There has been lots of discussion of this year’s arctic sea ice extent. Last year was a shocking 23% lower record breaker. That’s 23% lower than the previous record, for which one had to go all the way back to….2005! That’s not 23% below the 1979-2001 average, but 23% below the lowest previous measurement! 2005, aside from being the previous record, was also remarkable for being the fourth consecutive year that fell below the trend line. (With a steady decline in noisy data one would expect equal probablities of data points falling above the trend line as below.)
Here is a graph made at that time (2005). 2007’s record breaking minmum falls well off that chart, where 4 would have been on the x-axis if it had gone that low:
So, as the discussions discuss, here comes 2008, hot on 2007’s smokey trail…
Image from the NSIDC
So close! But we are down to the last two or three weeks of melting now, I’d say 2007 will squeak by.
William Connolley long ago took the boringly scientific position that it was pretty unlikely that such a dramatic record as 2007’s would be broken anytime soon, much less the very next year and has made a game of betting on it. I dare say it is a much closer call than he ever expected!
But like certain other horse races, the outcome is pretty irrelevant to the long term and substantive issues**. We do not need a new record this very year to still gasp at the rapidity of ice loss, something that not even those eco-alarmist-nazis at Greenpeace were moaning about in 2001. The ice is melting. Fast. The pretty pictures paint a not so pretty picture of a rapidly changing planet. The loss of a summer arctic ice cap also heralds the arrival of a new and potentially dramatic feedback in the form of lowering earth’s albedo. Darker sea water will absorb alot of solar radiation that white ice would have shot straight back into space. Not good news for the local permafrost.

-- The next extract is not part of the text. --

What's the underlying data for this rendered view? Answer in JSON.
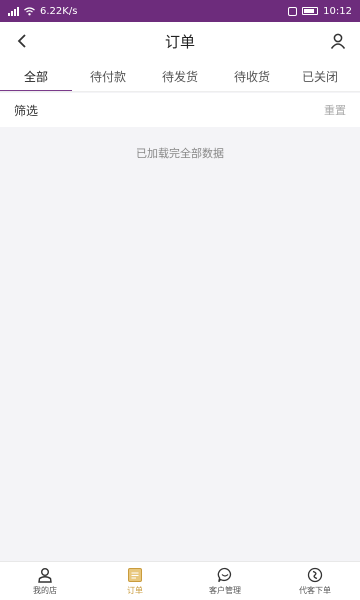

So what was the point of this post again…oh yeah “The other arctic sea ice loss”, that’s what I called it. All of the above graphing and betting is about ice extent, that is to say it is about the area of ocean surface that is at least 15% covered by ice. But there are different kinds of ice, specifically there is new ice and multi-year ice. The graphic below is a pretty kewl illustration of what is happening to multi-year ice. I know you looked at it already, but now I will explain it a bit.
This is a composite of week by week ice thickness maps from 1981 to 2007, you can see the week count and year count in the bottom left of the image. Watch the whole thing to see the exent to which the ice is becoming younger. Five+ year ice (red) is just a shadow of what it was in the 1980’s by 2007.
Old ice is thicker, it has had multiple seasons to grow. First year ice is thinner and more vulnerable to melting. In fact, on average the sea ice there has thinned by half as of 2007. That’s thinned by half since 2001, not 1981! In 2001, ice on average was about 4 metres thick, it was down to 2 metres in 2008.
Now, I don’t know about no book lernin’ and no compooter models, but I do know about snow melting on the front lawn and ice unfreezing on the local pond-slash-skating rink, and this vast body of knowledge tells me that, new record in 2008 or not, it won’t be long now till the record low extent is 0.
** talk to me later if Obama wins and does even one of the following: meaningfully reduce the military budget, establish universal health care, withdraw from Iraq, balance the budget, abolish Guantanamo and other “black sites”, take nuclear warfare “off the table”, restore FISA law.